Starting from the first line below, count the lines carrying the string "name" and answer with the count by itself.

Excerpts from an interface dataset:
◆ ◆ ◆ ◆
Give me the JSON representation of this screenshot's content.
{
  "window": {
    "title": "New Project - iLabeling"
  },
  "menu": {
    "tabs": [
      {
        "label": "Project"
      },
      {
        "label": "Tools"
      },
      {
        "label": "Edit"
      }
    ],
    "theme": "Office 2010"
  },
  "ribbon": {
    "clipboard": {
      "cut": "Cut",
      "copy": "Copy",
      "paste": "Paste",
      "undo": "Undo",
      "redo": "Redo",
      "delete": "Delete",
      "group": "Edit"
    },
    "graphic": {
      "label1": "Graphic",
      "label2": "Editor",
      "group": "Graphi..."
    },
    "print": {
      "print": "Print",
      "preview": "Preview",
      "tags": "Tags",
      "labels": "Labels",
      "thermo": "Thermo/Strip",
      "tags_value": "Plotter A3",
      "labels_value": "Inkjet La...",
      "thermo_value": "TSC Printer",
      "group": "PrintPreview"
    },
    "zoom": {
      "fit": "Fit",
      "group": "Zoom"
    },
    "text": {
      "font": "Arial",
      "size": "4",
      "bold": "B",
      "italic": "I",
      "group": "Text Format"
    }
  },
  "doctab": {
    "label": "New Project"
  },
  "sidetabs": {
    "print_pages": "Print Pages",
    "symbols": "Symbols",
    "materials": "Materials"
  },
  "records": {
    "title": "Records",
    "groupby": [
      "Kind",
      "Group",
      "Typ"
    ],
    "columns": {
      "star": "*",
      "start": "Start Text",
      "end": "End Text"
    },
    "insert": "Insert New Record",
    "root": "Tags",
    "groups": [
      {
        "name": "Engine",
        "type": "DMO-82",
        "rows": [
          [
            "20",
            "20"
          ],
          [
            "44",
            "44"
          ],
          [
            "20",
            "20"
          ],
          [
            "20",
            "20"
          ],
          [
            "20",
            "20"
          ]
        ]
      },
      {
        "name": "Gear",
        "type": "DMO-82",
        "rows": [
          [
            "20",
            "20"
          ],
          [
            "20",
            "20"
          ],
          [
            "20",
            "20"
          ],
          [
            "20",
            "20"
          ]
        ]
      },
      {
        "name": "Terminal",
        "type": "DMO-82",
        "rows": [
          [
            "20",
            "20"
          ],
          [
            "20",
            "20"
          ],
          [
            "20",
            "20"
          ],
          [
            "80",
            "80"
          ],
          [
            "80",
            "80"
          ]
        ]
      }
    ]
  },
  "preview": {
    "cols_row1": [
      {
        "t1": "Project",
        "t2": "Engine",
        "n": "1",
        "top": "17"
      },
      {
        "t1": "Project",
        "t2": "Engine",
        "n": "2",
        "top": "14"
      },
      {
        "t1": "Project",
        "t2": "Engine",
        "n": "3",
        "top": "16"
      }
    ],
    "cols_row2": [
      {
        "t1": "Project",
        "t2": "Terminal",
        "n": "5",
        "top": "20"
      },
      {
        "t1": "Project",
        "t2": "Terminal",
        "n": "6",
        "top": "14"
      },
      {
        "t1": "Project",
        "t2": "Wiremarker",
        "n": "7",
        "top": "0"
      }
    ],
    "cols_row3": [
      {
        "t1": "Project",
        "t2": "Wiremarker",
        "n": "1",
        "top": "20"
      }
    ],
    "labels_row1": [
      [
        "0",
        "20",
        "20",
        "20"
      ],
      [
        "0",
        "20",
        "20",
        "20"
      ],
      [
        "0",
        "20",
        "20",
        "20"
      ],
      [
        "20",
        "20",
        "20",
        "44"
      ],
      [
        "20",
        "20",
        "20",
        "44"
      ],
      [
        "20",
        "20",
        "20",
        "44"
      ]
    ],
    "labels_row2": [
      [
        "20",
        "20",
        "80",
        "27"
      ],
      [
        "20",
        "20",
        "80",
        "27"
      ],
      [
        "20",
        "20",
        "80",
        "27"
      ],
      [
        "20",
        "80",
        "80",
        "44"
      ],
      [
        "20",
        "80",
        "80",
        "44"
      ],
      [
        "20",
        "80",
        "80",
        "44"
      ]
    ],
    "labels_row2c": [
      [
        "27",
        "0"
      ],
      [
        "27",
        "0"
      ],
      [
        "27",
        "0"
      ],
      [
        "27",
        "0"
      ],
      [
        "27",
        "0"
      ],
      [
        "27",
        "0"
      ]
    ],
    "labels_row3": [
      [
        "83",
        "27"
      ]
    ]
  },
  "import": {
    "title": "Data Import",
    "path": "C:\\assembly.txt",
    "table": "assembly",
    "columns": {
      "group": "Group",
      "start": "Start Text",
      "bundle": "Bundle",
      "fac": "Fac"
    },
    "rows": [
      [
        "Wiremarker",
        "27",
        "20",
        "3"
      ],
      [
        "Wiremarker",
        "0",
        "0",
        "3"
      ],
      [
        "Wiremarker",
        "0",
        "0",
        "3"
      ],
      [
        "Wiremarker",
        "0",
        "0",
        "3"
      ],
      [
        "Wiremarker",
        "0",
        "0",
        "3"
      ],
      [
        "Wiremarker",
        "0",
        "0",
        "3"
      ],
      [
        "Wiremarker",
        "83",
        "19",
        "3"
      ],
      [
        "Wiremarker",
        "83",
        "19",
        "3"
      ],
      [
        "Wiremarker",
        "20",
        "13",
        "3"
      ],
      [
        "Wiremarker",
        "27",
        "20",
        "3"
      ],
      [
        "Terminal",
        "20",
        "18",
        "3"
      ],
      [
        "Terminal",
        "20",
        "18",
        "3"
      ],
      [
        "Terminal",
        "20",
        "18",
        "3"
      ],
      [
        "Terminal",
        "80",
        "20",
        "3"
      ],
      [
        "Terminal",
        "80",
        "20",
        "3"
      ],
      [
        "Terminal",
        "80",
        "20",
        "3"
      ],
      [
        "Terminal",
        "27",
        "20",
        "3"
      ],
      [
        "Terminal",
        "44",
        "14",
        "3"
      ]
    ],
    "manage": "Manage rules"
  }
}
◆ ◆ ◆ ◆
_Solution below_
3